→ **Task item**: Please copy exactly the line containing "Transcribe this image's" and every line after it, through the last line of the records below, leaving out all pictures.

Items from an interface collection:
======

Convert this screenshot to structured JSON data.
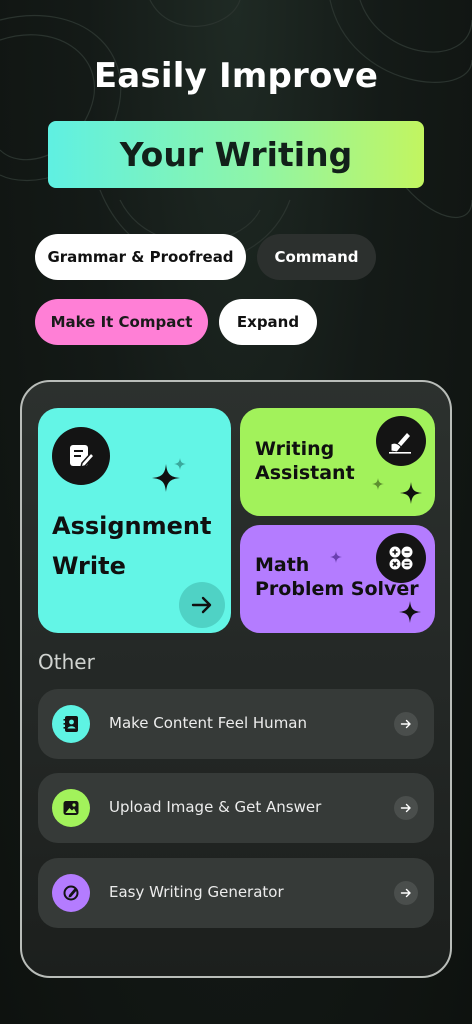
{
  "header": {
    "title_line1": "Easily Improve",
    "title_line2": "Your Writing"
  },
  "chips": {
    "grammar": "Grammar & Proofread",
    "command": "Command",
    "compact": "Make It Compact",
    "expand": "Expand"
  },
  "cards": {
    "assignment": {
      "line1": "Assignment",
      "line2": "Write",
      "icon": "edit-document-icon"
    },
    "writing": {
      "line1": "Writing",
      "line2": "Assistant",
      "icon": "hand-writing-icon"
    },
    "math": {
      "line1": "Math",
      "line2": "Problem Solver",
      "icon": "calculator-icon"
    }
  },
  "other": {
    "label": "Other",
    "items": [
      {
        "label": "Make Content Feel Human",
        "icon": "contact-book-icon",
        "icon_color": "#5ef3e3"
      },
      {
        "label": "Upload Image & Get Answer",
        "icon": "image-upload-icon",
        "icon_color": "#a2f25b"
      },
      {
        "label": "Easy Writing Generator",
        "icon": "pen-circle-icon",
        "icon_color": "#b47cff"
      }
    ]
  },
  "colors": {
    "hero_gradient_start": "#5ff0e2",
    "hero_gradient_end": "#c2f560",
    "cyan": "#63f5e6",
    "lime": "#a2f25b",
    "purple": "#b47cff",
    "pink": "#ff7fd6"
  }
}
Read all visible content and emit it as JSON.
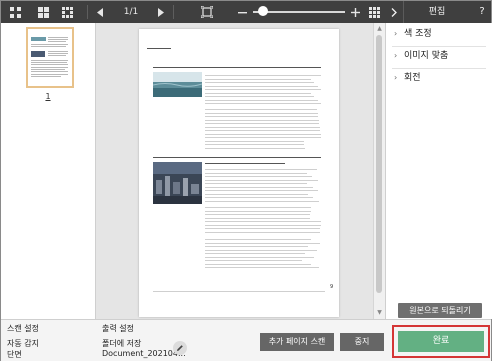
{
  "toolbar": {
    "page_counter": "1/1",
    "icons": [
      "grid-small-icon",
      "grid-large-icon",
      "arrow-left-icon",
      "arrow-right-icon",
      "fit-page-icon",
      "zoom-out-icon",
      "zoom-slider",
      "zoom-in-icon",
      "grid-view-icon"
    ]
  },
  "right_header": {
    "title": "편집",
    "help": "?"
  },
  "thumbnails": [
    {
      "number": "1"
    }
  ],
  "right_panel": {
    "sections": [
      {
        "label": "색 조정"
      },
      {
        "label": "이미지 맞춤"
      },
      {
        "label": "회전"
      }
    ],
    "restore_button": "원본으로 되돌리기"
  },
  "bottom": {
    "scan_settings": {
      "title": "스캔 설정",
      "line1": "자동 감지",
      "line2": "단면"
    },
    "output_settings": {
      "title": "출력 설정",
      "line1": "폴더에 저장",
      "line2": "Document_202104..."
    },
    "add_page_scan_button": "추가 페이지 스캔",
    "stop_button": "중지",
    "done_button": "완료"
  },
  "colors": {
    "toolbar_bg": "#3f3f3f",
    "done_green": "#63b083",
    "highlight_red": "#d43535",
    "dark_button": "#666666"
  }
}
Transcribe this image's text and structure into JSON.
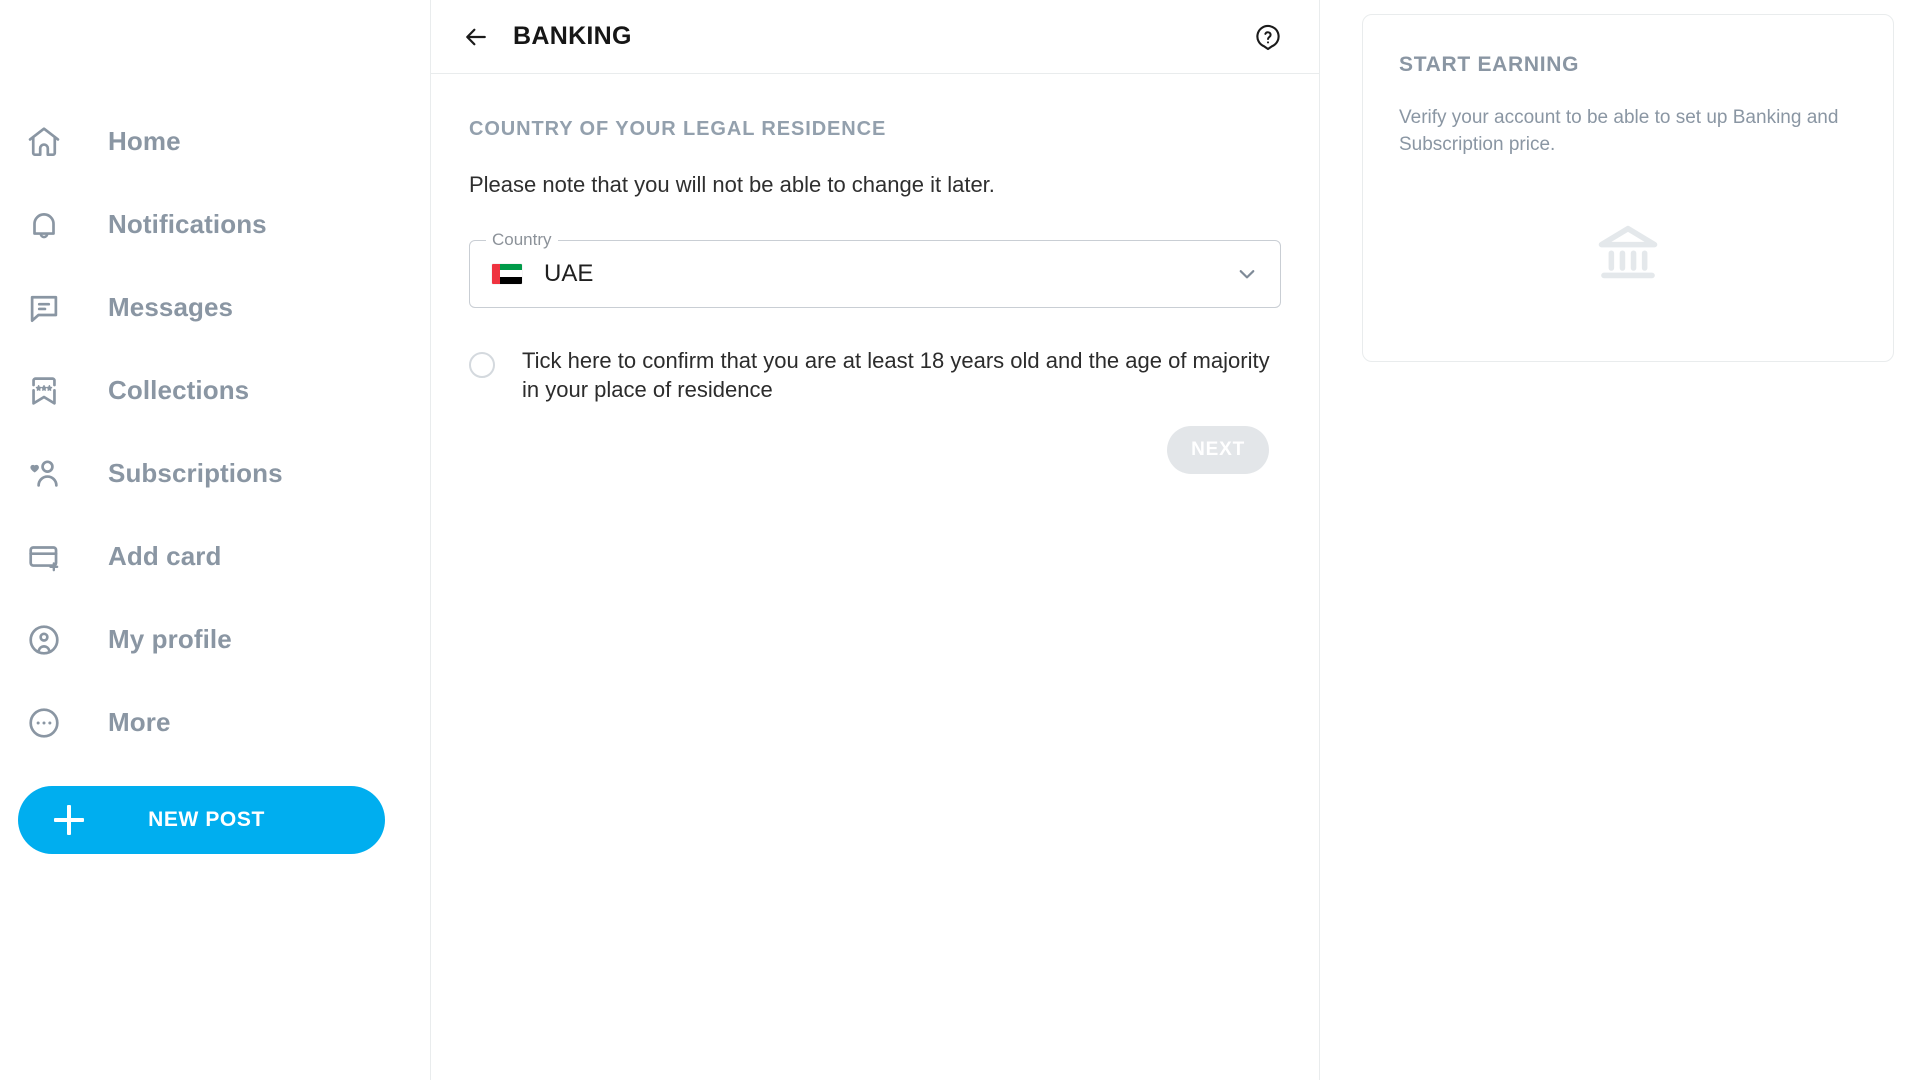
{
  "sidebar": {
    "items": [
      {
        "label": "Home",
        "icon": "home-icon"
      },
      {
        "label": "Notifications",
        "icon": "bell-icon"
      },
      {
        "label": "Messages",
        "icon": "message-icon"
      },
      {
        "label": "Collections",
        "icon": "bookmark-stars-icon"
      },
      {
        "label": "Subscriptions",
        "icon": "person-heart-icon"
      },
      {
        "label": "Add card",
        "icon": "credit-card-plus-icon"
      },
      {
        "label": "My profile",
        "icon": "user-circle-icon"
      },
      {
        "label": "More",
        "icon": "ellipsis-circle-icon"
      }
    ],
    "new_post": {
      "label": "NEW POST",
      "icon": "plus-icon",
      "color": "#00aeef"
    }
  },
  "main": {
    "header": {
      "back_icon": "arrow-left-icon",
      "title": "BANKING",
      "help_icon": "help-question-icon"
    },
    "section_label": "COUNTRY OF YOUR LEGAL RESIDENCE",
    "note": "Please note that you will not be able to change it later.",
    "country_field": {
      "legend": "Country",
      "value": "UAE",
      "flag": "uae-flag-icon",
      "chevron_icon": "chevron-down-icon"
    },
    "age_confirm": {
      "checked": false,
      "text": "Tick here to confirm that you are at least 18 years old and the age of majority in your place of residence"
    },
    "next_button": {
      "label": "NEXT",
      "disabled": true,
      "bg": "#e3e6e9"
    }
  },
  "right_panel": {
    "card": {
      "title": "START EARNING",
      "description": "Verify your account to be able to set up Banking and Subscription price.",
      "icon": "bank-building-icon"
    }
  }
}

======

→ **Exercise response**:
Transcribe this image's text and structure into JSON.
{
  "sidebar": {
    "items": [
      {
        "label": "Home",
        "icon": "home-icon"
      },
      {
        "label": "Notifications",
        "icon": "bell-icon"
      },
      {
        "label": "Messages",
        "icon": "message-icon"
      },
      {
        "label": "Collections",
        "icon": "bookmark-stars-icon"
      },
      {
        "label": "Subscriptions",
        "icon": "person-heart-icon"
      },
      {
        "label": "Add card",
        "icon": "credit-card-plus-icon"
      },
      {
        "label": "My profile",
        "icon": "user-circle-icon"
      },
      {
        "label": "More",
        "icon": "ellipsis-circle-icon"
      }
    ],
    "new_post": {
      "label": "NEW POST",
      "icon": "plus-icon",
      "color": "#00aeef"
    }
  },
  "main": {
    "header": {
      "back_icon": "arrow-left-icon",
      "title": "BANKING",
      "help_icon": "help-question-icon"
    },
    "section_label": "COUNTRY OF YOUR LEGAL RESIDENCE",
    "note": "Please note that you will not be able to change it later.",
    "country_field": {
      "legend": "Country",
      "value": "UAE",
      "flag": "uae-flag-icon",
      "chevron_icon": "chevron-down-icon"
    },
    "age_confirm": {
      "checked": false,
      "text": "Tick here to confirm that you are at least 18 years old and the age of majority in your place of residence"
    },
    "next_button": {
      "label": "NEXT",
      "disabled": true,
      "bg": "#e3e6e9"
    }
  },
  "right_panel": {
    "card": {
      "title": "START EARNING",
      "description": "Verify your account to be able to set up Banking and Subscription price.",
      "icon": "bank-building-icon"
    }
  }
}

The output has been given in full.